He that pays a few dollars a year for the school is not so deeply interested in it as one who renders a certain amount of manual labor for another in order to give his children the privilege of a schooling. Their exertions incited them to observe whether their children were availing themselves of the opportunity. It was, moreover, a deep lesson to the children when they saw how their fathers were toiling that they might have an opportunity of getting knowledge. Many also, who had no children at school, contributed by such work to the support of the teacher, and the arm of divine bounty was not shortened for any of them. The poor settler who from his scant possessions contributed his mite to the cause of the church and education prospered, his children were grateful and a joy to their parents; while others who were well-to-do and clung to their perishable wealth, giving nothing for the welfare of their neighbors, were soon separated from mammon. They became doubly poor. A true Christian finds it a source of joy, if he is in position to contribute to the promotion of the honor of God. It has been my experience, wherever I was sent, that the most practical members were also the most generous givers.
In conclusion I shall narrate an instructive incident. In one of the congregations I attended (it was not a thousand miles from the home of The Record) there was an inn kept by one of my parishioners.
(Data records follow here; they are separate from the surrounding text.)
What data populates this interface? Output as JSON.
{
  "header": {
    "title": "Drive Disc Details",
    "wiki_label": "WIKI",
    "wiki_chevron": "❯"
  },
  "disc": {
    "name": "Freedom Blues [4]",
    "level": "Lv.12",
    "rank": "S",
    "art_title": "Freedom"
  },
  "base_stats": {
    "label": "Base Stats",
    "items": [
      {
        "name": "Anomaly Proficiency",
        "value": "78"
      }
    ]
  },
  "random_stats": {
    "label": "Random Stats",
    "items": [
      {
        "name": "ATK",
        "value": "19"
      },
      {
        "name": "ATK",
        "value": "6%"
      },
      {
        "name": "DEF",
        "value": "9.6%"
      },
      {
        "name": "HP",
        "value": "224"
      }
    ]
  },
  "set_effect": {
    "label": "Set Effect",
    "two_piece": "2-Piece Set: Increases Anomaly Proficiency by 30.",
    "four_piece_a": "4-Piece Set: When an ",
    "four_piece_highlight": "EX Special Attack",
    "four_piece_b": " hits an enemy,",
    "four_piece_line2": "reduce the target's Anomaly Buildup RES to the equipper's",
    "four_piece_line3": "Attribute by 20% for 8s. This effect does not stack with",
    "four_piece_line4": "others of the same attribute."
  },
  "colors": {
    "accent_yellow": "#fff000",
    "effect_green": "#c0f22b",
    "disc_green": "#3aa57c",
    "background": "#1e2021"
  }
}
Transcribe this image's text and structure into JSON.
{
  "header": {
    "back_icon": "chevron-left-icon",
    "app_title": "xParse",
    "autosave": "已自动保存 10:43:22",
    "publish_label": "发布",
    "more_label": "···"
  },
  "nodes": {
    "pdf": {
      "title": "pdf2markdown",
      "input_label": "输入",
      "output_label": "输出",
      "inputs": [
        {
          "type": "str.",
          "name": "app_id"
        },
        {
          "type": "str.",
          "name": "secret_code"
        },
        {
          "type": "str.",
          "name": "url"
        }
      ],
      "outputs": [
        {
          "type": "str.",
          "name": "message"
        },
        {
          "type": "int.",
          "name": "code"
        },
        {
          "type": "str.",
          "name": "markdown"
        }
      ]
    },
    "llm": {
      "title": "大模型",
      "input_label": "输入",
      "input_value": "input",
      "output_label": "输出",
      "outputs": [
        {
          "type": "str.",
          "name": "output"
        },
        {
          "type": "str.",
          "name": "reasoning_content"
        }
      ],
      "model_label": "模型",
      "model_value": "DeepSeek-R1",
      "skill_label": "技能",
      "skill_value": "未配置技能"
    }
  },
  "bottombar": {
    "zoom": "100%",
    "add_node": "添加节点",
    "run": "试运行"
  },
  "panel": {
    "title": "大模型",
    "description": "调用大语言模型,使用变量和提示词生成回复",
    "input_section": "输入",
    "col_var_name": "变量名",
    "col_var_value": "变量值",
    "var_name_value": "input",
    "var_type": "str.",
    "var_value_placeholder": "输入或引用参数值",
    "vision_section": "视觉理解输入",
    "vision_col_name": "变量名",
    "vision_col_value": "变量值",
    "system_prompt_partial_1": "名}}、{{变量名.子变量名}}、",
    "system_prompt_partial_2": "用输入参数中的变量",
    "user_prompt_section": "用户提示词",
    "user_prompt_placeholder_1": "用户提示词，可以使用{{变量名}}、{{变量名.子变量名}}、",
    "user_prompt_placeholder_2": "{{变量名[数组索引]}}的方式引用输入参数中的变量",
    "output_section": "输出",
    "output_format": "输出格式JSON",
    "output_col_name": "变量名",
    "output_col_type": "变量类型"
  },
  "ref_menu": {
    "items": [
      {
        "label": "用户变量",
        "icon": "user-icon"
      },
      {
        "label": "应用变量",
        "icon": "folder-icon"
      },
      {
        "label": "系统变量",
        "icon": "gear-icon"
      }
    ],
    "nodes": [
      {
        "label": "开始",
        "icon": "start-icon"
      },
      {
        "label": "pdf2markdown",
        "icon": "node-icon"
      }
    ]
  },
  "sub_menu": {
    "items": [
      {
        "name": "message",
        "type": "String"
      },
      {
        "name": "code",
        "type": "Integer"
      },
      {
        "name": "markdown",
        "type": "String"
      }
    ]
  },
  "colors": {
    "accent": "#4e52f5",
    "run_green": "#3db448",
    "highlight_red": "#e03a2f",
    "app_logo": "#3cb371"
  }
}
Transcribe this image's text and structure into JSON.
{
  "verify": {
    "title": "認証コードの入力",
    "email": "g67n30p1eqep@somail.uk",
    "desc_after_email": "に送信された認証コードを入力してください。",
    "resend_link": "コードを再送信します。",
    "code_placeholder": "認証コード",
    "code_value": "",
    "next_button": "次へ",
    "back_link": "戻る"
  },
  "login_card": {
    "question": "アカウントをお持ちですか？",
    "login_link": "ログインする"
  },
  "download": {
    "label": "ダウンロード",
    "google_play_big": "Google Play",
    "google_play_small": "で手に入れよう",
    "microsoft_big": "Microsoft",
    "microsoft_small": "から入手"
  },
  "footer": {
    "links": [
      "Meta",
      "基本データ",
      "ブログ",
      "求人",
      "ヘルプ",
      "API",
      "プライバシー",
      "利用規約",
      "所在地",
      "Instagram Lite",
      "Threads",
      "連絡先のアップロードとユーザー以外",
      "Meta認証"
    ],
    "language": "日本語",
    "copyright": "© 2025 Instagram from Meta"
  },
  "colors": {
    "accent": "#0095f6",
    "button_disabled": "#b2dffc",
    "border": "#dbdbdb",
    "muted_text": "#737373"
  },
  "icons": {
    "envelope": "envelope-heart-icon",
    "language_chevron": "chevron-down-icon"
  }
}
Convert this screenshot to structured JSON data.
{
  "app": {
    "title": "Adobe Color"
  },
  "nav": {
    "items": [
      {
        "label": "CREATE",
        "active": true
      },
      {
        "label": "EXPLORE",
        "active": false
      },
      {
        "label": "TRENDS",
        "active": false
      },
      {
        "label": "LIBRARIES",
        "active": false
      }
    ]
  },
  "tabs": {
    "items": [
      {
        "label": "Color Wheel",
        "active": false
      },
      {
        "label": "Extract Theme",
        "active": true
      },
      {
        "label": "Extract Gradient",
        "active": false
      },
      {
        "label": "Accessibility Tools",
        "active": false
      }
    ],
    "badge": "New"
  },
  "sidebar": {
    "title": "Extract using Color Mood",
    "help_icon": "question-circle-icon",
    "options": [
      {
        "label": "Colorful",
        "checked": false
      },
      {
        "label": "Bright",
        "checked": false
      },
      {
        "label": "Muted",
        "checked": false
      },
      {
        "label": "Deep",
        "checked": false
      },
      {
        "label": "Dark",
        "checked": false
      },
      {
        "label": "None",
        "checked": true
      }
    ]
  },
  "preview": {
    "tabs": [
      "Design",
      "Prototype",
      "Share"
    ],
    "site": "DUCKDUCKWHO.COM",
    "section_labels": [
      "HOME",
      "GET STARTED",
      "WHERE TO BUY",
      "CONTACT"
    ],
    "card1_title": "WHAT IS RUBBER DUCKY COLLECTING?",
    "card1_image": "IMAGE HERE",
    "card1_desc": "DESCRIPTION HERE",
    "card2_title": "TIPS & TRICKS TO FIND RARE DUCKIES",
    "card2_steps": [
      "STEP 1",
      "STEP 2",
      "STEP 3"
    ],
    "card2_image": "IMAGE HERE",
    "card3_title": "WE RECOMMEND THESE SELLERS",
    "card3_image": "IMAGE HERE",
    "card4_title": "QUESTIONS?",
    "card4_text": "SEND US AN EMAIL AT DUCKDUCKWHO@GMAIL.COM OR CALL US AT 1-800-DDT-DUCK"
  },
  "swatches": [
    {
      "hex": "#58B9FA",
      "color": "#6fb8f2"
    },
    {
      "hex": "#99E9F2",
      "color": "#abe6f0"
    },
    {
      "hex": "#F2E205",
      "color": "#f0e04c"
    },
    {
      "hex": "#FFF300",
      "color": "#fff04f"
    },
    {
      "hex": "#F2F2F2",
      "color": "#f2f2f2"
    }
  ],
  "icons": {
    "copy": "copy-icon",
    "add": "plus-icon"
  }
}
The proprietor was a Catholic, not only by baptismal records, but in his actions. On Sundays and as often as there was divine service during the week, he with his wife and all the members of the household assisted. Whenever anything extraordinary was undertaken, or whenever he had some special petition he always had recourse to prayer and Holy Mass. Meals were taken in common with the servants, and travelers who chanced to lodge there, and grace was said aloud before and after every meal. The proprietor would not suffer any one to eat or leave the table without saying prayer. Some may think: How old fashioned! He must have driven people who did not share his faith from his board! Do not judge too hastily.
One evening a carriage brought a traveler who wished to put up at the inn for the night. He professed no religion particularly. At supper he was not little surprised when the landlord objected to his taking meal before grace was said. He complied. He had finished his meal before the rest and rose to leave the table. But the landlord was at hand again, "Please wait, till we have said grace."
You would suppose the gentleman left for other quarters. He took his hat, left the room and called on me at the rectory. He introduced himself as a prominent business man. What was that to me? After this introduction he asked me whether the landlord of the inn was a reliable, honest man.
"You may roll him in gold and not a particle will cling to him, but what is his own," I replied.
I inquired the object of his question and he answered, that he was looking for a reliable party to whom he could entrust thousands of dollars for the extension of his business in these parts. He told me of the incidents at the supper table, and how he had been impressed by the simplicity and straightforwardness with which the landlord had lived up to his religious convictions. Such was the man he sought. He had referred to me and to find whether my own opinion coincided with his own. The innkeeper became wealthy in temporal riches, and, as long as I was acquainted with him, remained with his family a steadfast Catholic and accomplished much good in secret by his generosity.
May these few recollections serve not merely to gratify the curiosity of the readers of The Record, but encourage them to act in accordance with the Benedictine motto: "May God be glorified in all things."